When technicians aren't poring over statistics, they are eyeballing charts--and that's one area in which, some maintain, the market clearly displays weakness. The American Stock Exchange Composite Index, for example, is showing signs of a "double top"--often an indication that the market is about to reach a peak (chart). Likewise, the Dow's seesaw-like motion--its adherence to a narrow "trading range"--is also viewed by many technical analysts as a portent that the market is far from a picture of health.
OUT OF BREADTH. Many technicians are also expressing qualms about the market's lack of "breadth." Breadth indicators include various formulas that compare the number of stocks that advance to those that decline. The higher the breadth, the more stocks are participating in the advance of the stock market indexes. And indeed, a decline in breadth was one of the earliest technical indicators of the market's weakness in 1987. Once again, some technicians maintain, the market is riding for a fall. "This has been a very mixed market. The old saw about this being a market of stocks, and not a stock market, has never been more true," says Stan Weinstein, editor of The Professional Tape Reader newsletter.
To Weinstein, the most telling indicator of the market's weakness, despite its occasional rise above 3000, has been the failure of most stocks to join the Dow in rising to record levels. He notes that each time the market has broken above the 3000 number in recent months, it invariably failed to take very many stocks with it. When the Dow closed over 3000 on Apr. 17, 694 stocks joined the Dow in reaching new highs. But on the next foray over 3000, in May, only half that number reached new highs. More recently, on July 18, the number of stocks celebrating new highs was just 220.
If well-known technical indicators such as breadth gauges are sobering, so too are a host of lesser-known ones that are followed by market professionals. One trader and technician, Long Island-based Richard Diamond, notes that the indexes that are signaling caution include a "bellwether" index that combines IBM and General Motors share prices. He also uses formulas that work with volume data and analyse the number of new stock-price highs and lows. Says Diamond: "I don't really care about the formula, so long as it works."
'SELF-FULFILLING.' Long-term technical indicators are of crucial importance to futures and options traders, even if they don't hold positions for longer than a day or so. Traders watch for a confluence of both long- and short-term trends, as a way of predicting short-term market moves. Thus Diamond, who gives seminars on trend-based trading, is closely tracking long-term indicators even though he is a short-term trader. "The market has more to go before it reaches a top--maybe 3200 or 3300--but I don't know when that will be," says Diamond. "But at some point it is going to start breaking trend lines and acting ugly."
Technical analysts, however, did not predict the crash of 1987--even though some technicians, including Merrill Lynch's Robert Farrell, were sounding cautionary notes through the preceding summer. Now, Merrill technicians are predicting a rise in the Dow to perhaps 3100 before a decline of 8% to 12%.
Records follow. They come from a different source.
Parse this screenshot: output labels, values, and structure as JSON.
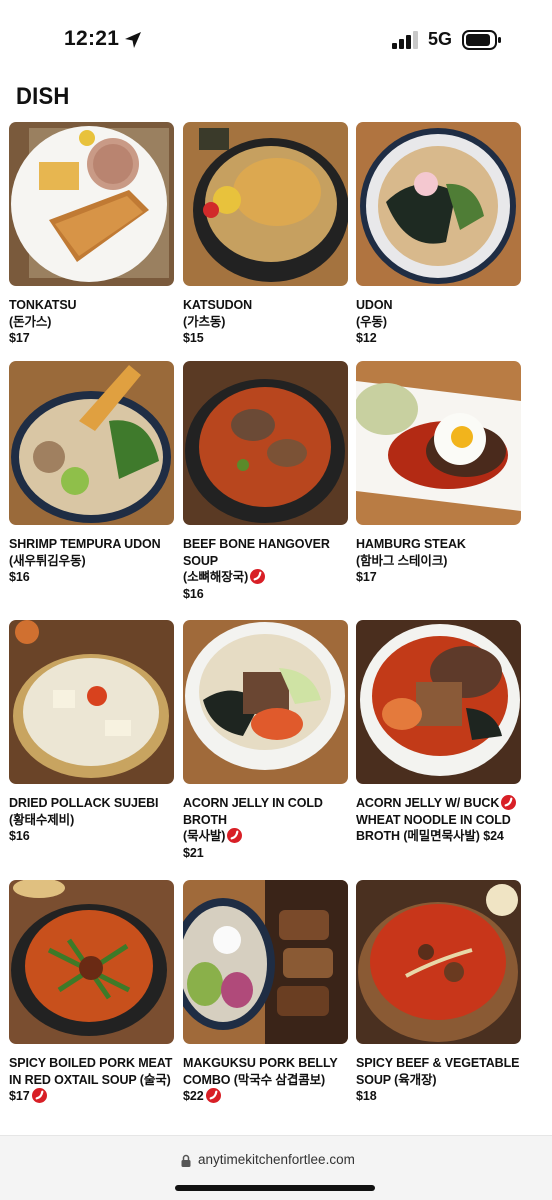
{
  "status_bar": {
    "time": "12:21",
    "network": "5G"
  },
  "section": {
    "title": "DISH"
  },
  "dishes": [
    {
      "name": "TONKATSU",
      "korean": "(돈가스)",
      "price": "$17",
      "spicy": false
    },
    {
      "name": "KATSUDON",
      "korean": "(가츠동)",
      "price": "$15",
      "spicy": false
    },
    {
      "name": "UDON",
      "korean": "(우동)",
      "price": "$12",
      "spicy": false
    },
    {
      "name": "SHRIMP TEMPURA UDON",
      "korean": "(새우튀김우동)",
      "price": "$16",
      "spicy": false
    },
    {
      "name": "BEEF BONE HANGOVER SOUP",
      "korean": "(소뼈해장국)",
      "price": "$16",
      "spicy": true
    },
    {
      "name": "HAMBURG STEAK",
      "korean": "(함바그 스테이크)",
      "price": "$17",
      "spicy": false
    },
    {
      "name": "DRIED POLLACK SUJEBI",
      "korean": "(황태수제비)",
      "price": "$16",
      "spicy": false
    },
    {
      "name": "ACORN JELLY IN COLD BROTH",
      "korean": "(묵사발)",
      "price": "$21",
      "spicy": true
    },
    {
      "name": "ACORN JELLY W/ BUCK",
      "korean": "WHEAT NOODLE IN COLD",
      "price": "BROTH (메밀면묵사발) $24",
      "spicy": true
    },
    {
      "name": "SPICY BOILED PORK MEAT",
      "korean": "IN RED OXTAIL SOUP (술국)",
      "price": "$17",
      "spicy": true
    },
    {
      "name": "MAKGUKSU PORK BELLY",
      "korean": "COMBO (막국수 삼겹콤보)",
      "price": "$22",
      "spicy": true
    },
    {
      "name": "SPICY BEEF & VEGETABLE",
      "korean": "SOUP (육개장)",
      "price": "$18",
      "spicy": false
    }
  ],
  "browser": {
    "url": "anytimekitchenfortlee.com"
  },
  "icons": {
    "location": "location-arrow-icon",
    "signal": "cellular-signal-icon",
    "battery": "battery-icon",
    "spicy": "chili-pepper-icon",
    "lock": "lock-icon"
  },
  "colors": {
    "spicy": "#d81f26",
    "price_text": "#111111"
  }
}
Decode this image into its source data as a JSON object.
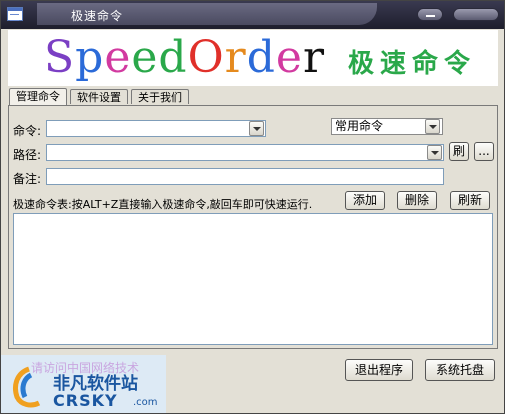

Richard McCabe, manager of Merrill's market analysis department, concedes that this is hardly a unique sentiment. And that may be the most ominous aspect of the technicians' wariness. "If this really is a popular notion and money managers become concerned about it," McCabe points out, "it might become a self-fulfilling prophecy." And when money managers start stampeding for the exit door, the rest of us can only follow--or be trampled.Gary Weiss New York